George Pembroke, Viscount Sedgewick, lost his beloved wife two years ago in childbirth. Heartbroken, his only consolation is his daughter; he neglects the small son born at his wife's death. After spending his mourning period drinking, gambling, and whoring George is finally ready to take up the responsibilities of fatherhood again.
Sally Spenser is the spinster daughter of a deceased vicar. Her brother's attempts to marry her off to a disgusting old man have led her to consider becoming a governess. Plain, poor, and only faintly connected to a noble house, Sally has few other options and is staying with her oldest friend Glee while she tries to decide what to do with her life. Glee is George's sister, so Sally has known (and been in love with) the handsome George most of her life. After the death of George's wife (who Sally was secretly jealous of), Sally has made an effort to reach out to George's motherless children.
Because George's children love Sally, Glee suggests that he hire Sally as his governess. Realizing that won't work because he's a single man and she's still a young woman, George instead proposes a marriage of convenience to Sally. It's really an interesting arrangement, because while George likes Sally he can't imagine being attracted to her and the two of them also have a tendency to argue as Sally isn't afraid to criticize George for his behavior toward his children. I admire the way the author sets up their marriage, it really feels like a marriage of convenience and not just a plot device.
George is a difficult hero to take. While he is fairly real and flawed, the fact that he has held a grudge against his baby son is difficult to swallow. Not that he's been overtly cruel, he's mostly just neglected him, but then again, that's a terrible thing to do. My feelings for George are mixed. I'm sympathetic about his wife's death and enjoy the way he falls for Sally, I just wish he had treated his son a little better. The neglect could have existed without being quite so extreme.
I like Sally. She's tough emotionally, but still vulnerable. I love her interaction with his kids. There's never a time when she comes across as too "goody-goody" or "heart-of-gold", she's real, but she's nice, and I like that. Again, I appreciate that she isn't magically made an heiress or discovers that she's a beauty in the right clothes or anything. She simply is who she is and manages to get her guy anyway.
I liked "An Improper Proposal". It's one of those stories that could turn into a self-pitying disaster--or turn out to be a case of ugly duckling turns beautiful swan, but it doesn't. There's also the factor of the first wife; George really was deeply in love with his first wife, she isn't found out to be an evil slut post-mortem or anything, she was a nice woman he truly adored. The author doesn't take any of the dangerous routes with this story, but instead creates a sweet and satisfying romance where the heroine really is plain and poor and has been truly overlooked, and where the hero honestly loved his first wife and thought he'd never love again. I enjoy stories like these where the author doesn't cop out with melodrama or drastic make-overs. There were many great things about it, but there were problems too.

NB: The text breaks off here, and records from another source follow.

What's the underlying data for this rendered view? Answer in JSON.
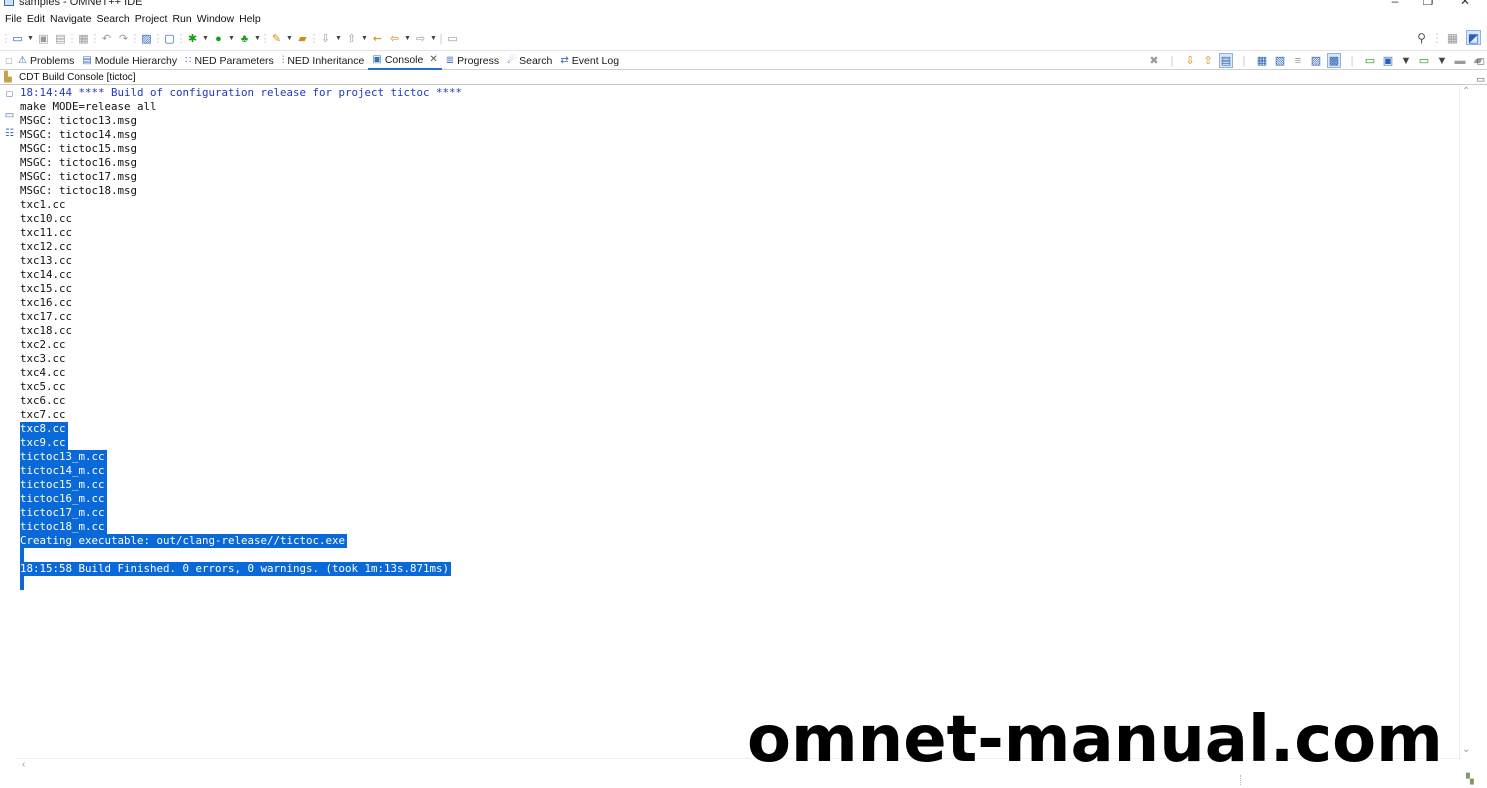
{
  "window": {
    "title": "samples - OMNeT++ IDE",
    "minimize_glyph": "–",
    "maximize_glyph": "❐",
    "close_glyph": "✕"
  },
  "menu": [
    "File",
    "Edit",
    "Navigate",
    "Search",
    "Project",
    "Run",
    "Window",
    "Help"
  ],
  "tabs": [
    {
      "label": "Problems",
      "icon": "problems-icon",
      "glyph": "⚠"
    },
    {
      "label": "Module Hierarchy",
      "icon": "module-hierarchy-icon",
      "glyph": "▤"
    },
    {
      "label": "NED Parameters",
      "icon": "ned-parameters-icon",
      "glyph": "∷"
    },
    {
      "label": "NED Inheritance",
      "icon": "ned-inheritance-icon",
      "glyph": "⫶"
    },
    {
      "label": "Console",
      "icon": "console-icon",
      "glyph": "▣",
      "active": true,
      "close": "✕"
    },
    {
      "label": "Progress",
      "icon": "progress-icon",
      "glyph": "≣"
    },
    {
      "label": "Search",
      "icon": "search-icon",
      "glyph": "☄"
    },
    {
      "label": "Event Log",
      "icon": "event-log-icon",
      "glyph": "⇄"
    }
  ],
  "console": {
    "header": "CDT Build Console [tictoc]",
    "lines": [
      {
        "text": "18:14:44 **** Build of configuration release for project tictoc ****",
        "type": "info"
      },
      {
        "text": "make MODE=release all",
        "type": "normal"
      },
      {
        "text": "MSGC: tictoc13.msg",
        "type": "normal"
      },
      {
        "text": "MSGC: tictoc14.msg",
        "type": "normal"
      },
      {
        "text": "MSGC: tictoc15.msg",
        "type": "normal"
      },
      {
        "text": "MSGC: tictoc16.msg",
        "type": "normal"
      },
      {
        "text": "MSGC: tictoc17.msg",
        "type": "normal"
      },
      {
        "text": "MSGC: tictoc18.msg",
        "type": "normal"
      },
      {
        "text": "txc1.cc",
        "type": "normal"
      },
      {
        "text": "txc10.cc",
        "type": "normal"
      },
      {
        "text": "txc11.cc",
        "type": "normal"
      },
      {
        "text": "txc12.cc",
        "type": "normal"
      },
      {
        "text": "txc13.cc",
        "type": "normal"
      },
      {
        "text": "txc14.cc",
        "type": "normal"
      },
      {
        "text": "txc15.cc",
        "type": "normal"
      },
      {
        "text": "txc16.cc",
        "type": "normal"
      },
      {
        "text": "txc17.cc",
        "type": "normal"
      },
      {
        "text": "txc18.cc",
        "type": "normal"
      },
      {
        "text": "txc2.cc",
        "type": "normal"
      },
      {
        "text": "txc3.cc",
        "type": "normal"
      },
      {
        "text": "txc4.cc",
        "type": "normal"
      },
      {
        "text": "txc5.cc",
        "type": "normal"
      },
      {
        "text": "txc6.cc",
        "type": "normal"
      },
      {
        "text": "txc7.cc",
        "type": "normal"
      },
      {
        "text": "txc8.cc",
        "type": "sel"
      },
      {
        "text": "txc9.cc",
        "type": "sel"
      },
      {
        "text": "tictoc13_m.cc",
        "type": "sel"
      },
      {
        "text": "tictoc14_m.cc",
        "type": "sel"
      },
      {
        "text": "tictoc15_m.cc",
        "type": "sel"
      },
      {
        "text": "tictoc16_m.cc",
        "type": "sel"
      },
      {
        "text": "tictoc17_m.cc",
        "type": "sel"
      },
      {
        "text": "tictoc18_m.cc",
        "type": "sel"
      },
      {
        "text": "Creating executable: out/clang-release//tictoc.exe",
        "type": "sel"
      },
      {
        "text": "",
        "type": "sel-empty"
      },
      {
        "text": "18:15:58 Build Finished. 0 errors, 0 warnings. (took 1m:13s.871ms)",
        "type": "sel"
      },
      {
        "text": "",
        "type": "sel-empty"
      }
    ]
  },
  "watermark": "omnet-manual.com",
  "colors": {
    "selection": "#0a69d8",
    "info_text": "#1f37c8",
    "active_tab": "#2b6ec6"
  }
}
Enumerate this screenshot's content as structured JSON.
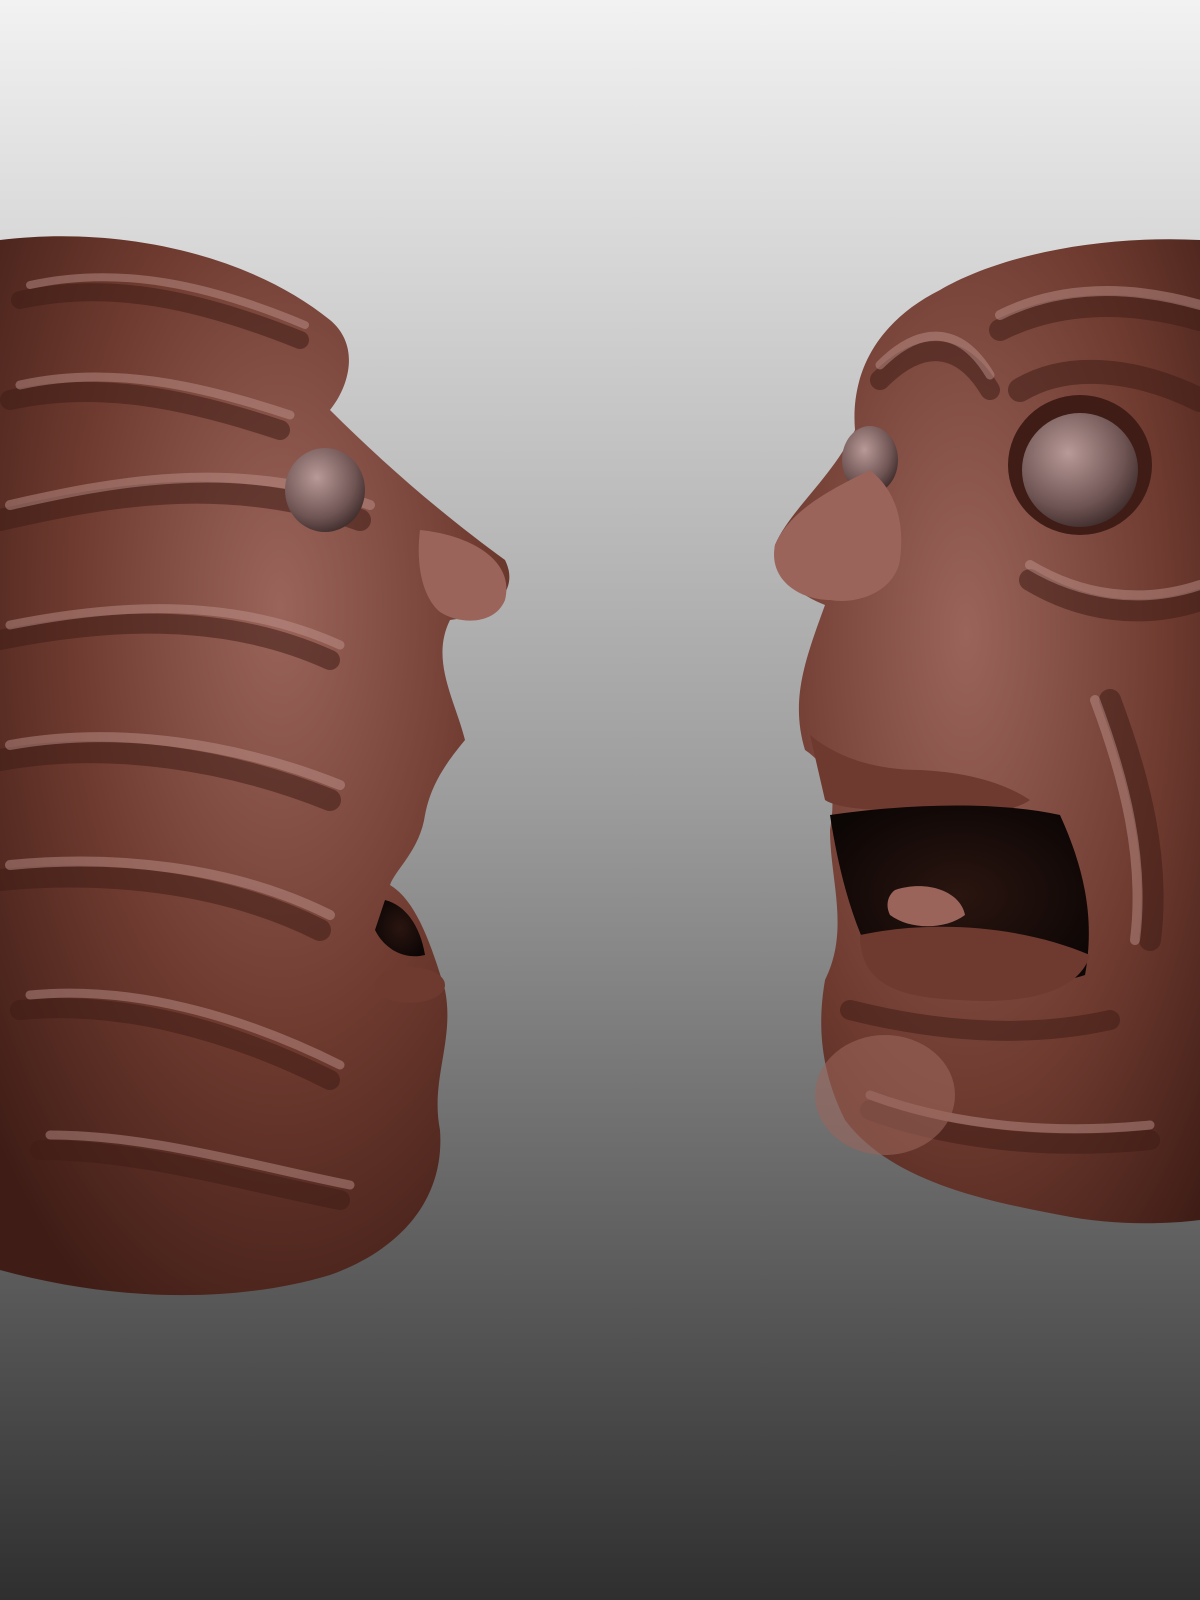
{
  "scene": {
    "subjects": [
      {
        "id": "left-head",
        "kind": "sculpted-head",
        "facing": "right"
      },
      {
        "id": "right-head",
        "kind": "sculpted-head",
        "facing": "left"
      }
    ],
    "colors": {
      "background_top": "#f2f2f2",
      "background_mid": "#9c9c9c",
      "background_bottom": "#2f2f2f",
      "clay_dark": "#3f1d16",
      "clay_base": "#6e3a2f",
      "clay_light": "#9a645a",
      "clay_highlight": "#c49a92",
      "mouth_interior": "#1a0d0a"
    }
  }
}
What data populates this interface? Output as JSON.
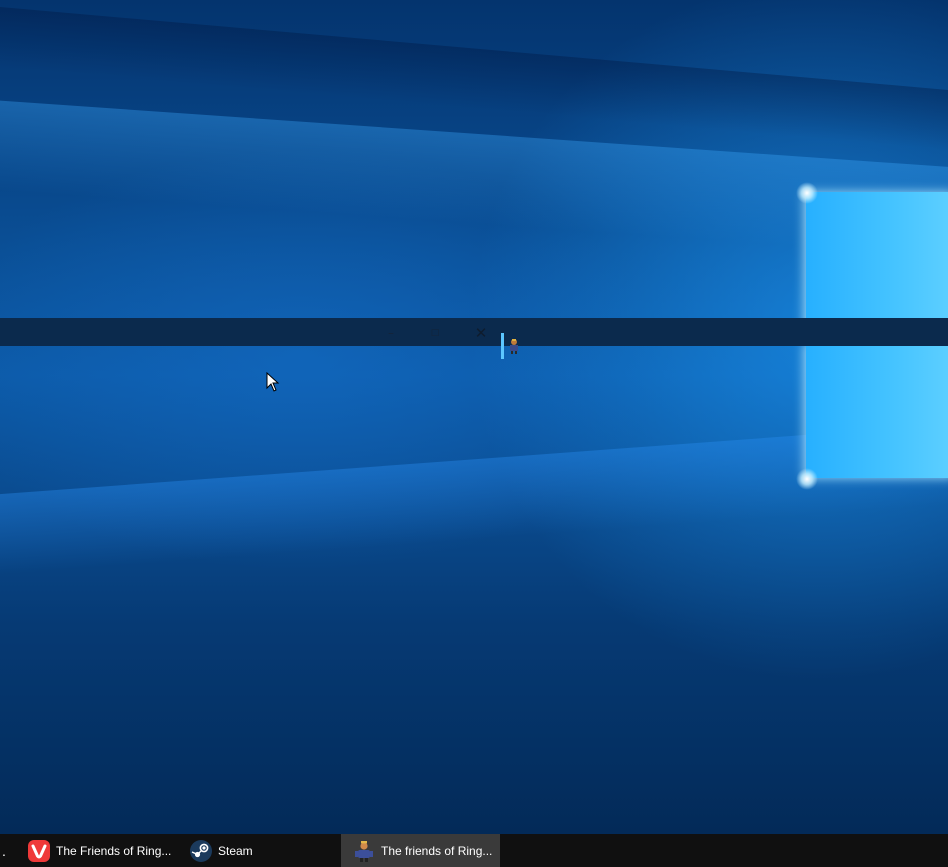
{
  "desktop": {
    "wallpaper": "windows-10-hero-blue",
    "colors": {
      "primary_blue": "#0c5aa8",
      "light_pane": "#46c4ff",
      "dark_blue": "#032a58"
    }
  },
  "floating_window": {
    "minimize_glyph": "–",
    "maximize_glyph": "□",
    "close_glyph": "✕",
    "icon": "game-character-icon"
  },
  "taskbar": {
    "overflow_glyph": ".",
    "items": [
      {
        "label": "The Friends of Ring...",
        "icon": "vivaldi-icon",
        "active": false
      },
      {
        "label": "Steam",
        "icon": "steam-icon",
        "active": false
      },
      {
        "label": "The friends of Ring...",
        "icon": "game-character-icon",
        "active": true
      }
    ],
    "colors": {
      "background": "#101010",
      "active": "#3a3a3a"
    }
  }
}
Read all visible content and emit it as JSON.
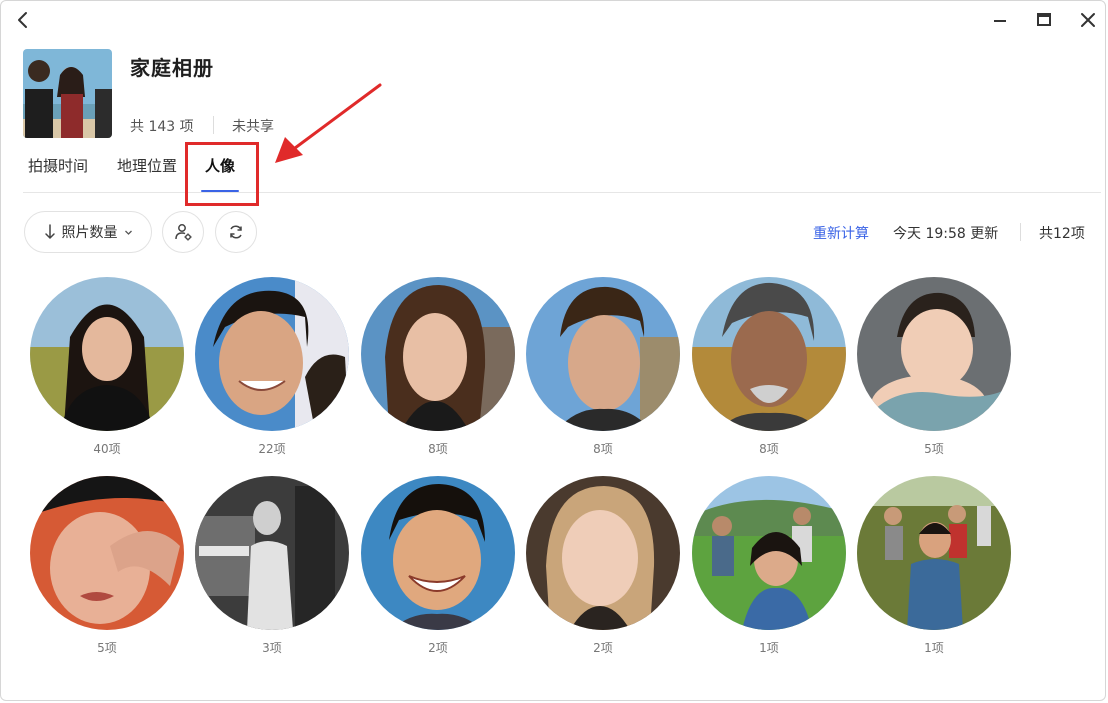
{
  "album": {
    "title": "家庭相册",
    "count": "共 143 项",
    "share_status": "未共享"
  },
  "tabs": [
    {
      "label": "拍摄时间",
      "active": false
    },
    {
      "label": "地理位置",
      "active": false
    },
    {
      "label": "人像",
      "active": true
    }
  ],
  "toolbar": {
    "sort_label": "照片数量",
    "recalculate": "重新计算",
    "updated": "今天 19:58 更新",
    "total": "共12项"
  },
  "people": [
    {
      "count": "40项"
    },
    {
      "count": "22项"
    },
    {
      "count": "8项"
    },
    {
      "count": "8项"
    },
    {
      "count": "8项"
    },
    {
      "count": "5项"
    },
    {
      "count": "5项"
    },
    {
      "count": "3项"
    },
    {
      "count": "2项"
    },
    {
      "count": "2项"
    },
    {
      "count": "1项"
    },
    {
      "count": "1项"
    }
  ],
  "colors": {
    "accent": "#3a63e6",
    "annotation": "#e02a2a"
  }
}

I had trouble with the author's style of writing. Her prose is simple, not necessarily a bad thing, but she seemed to have trouble portraying the grittier side of a tale like this. The prose and the characterization were a bit shallow, which detracted from what this story could have been. I've read some truly poorly written books, and I don't want to say that the author comes anywhere near being a bad writer. I guess essentially my problem is that her style didn't quite match her story. This is probably more an issue of taste.
The only other problem that sticks out in my mind was with her knowledge of English titles. Despite some usage by modern royalty and some variations found with medieval nobility, except in the case where a noble family's surname happens to be the same as their title, a peer and their family would not use their title in place of their surname. If Sally is George's wife, she would be Sally Pembroke, Viscountess Sedgewick--formally addressed as Lady Sedgewick, her name is Sally Pembroke, not Sally Sedgewick. Along the same lines, George Pembroke, Viscount Sedgewick is only addressed as Lord Sedgewick or George Pembroke--he is not called Lord George Pembroke or Lord George Sedgewick. The use of the courtesy title of "Lord" before a first name is reserved for the younger sons of Marquesses and Dukes (occasionally for the eldest son if no other titles are possessed by the line, but that's rare).
In the end, I give "An Improper Proposal" three stars. It is readable--in fact for me it was a page turner--with a great story told the right way. Apart from the hard to like hero and some inaccuracies, my problems were mainly with the depth of the characterization and the writer's style being a bit lighter than the story she was trying to tell. I think I'd recommend this book to fans of this type of story, or to anyone who's read as many lousy books lately as I have, because despite my somewhat lukewarm review, this book was a welcome and enjoyable read. I will most likely read Ms. Bolen again.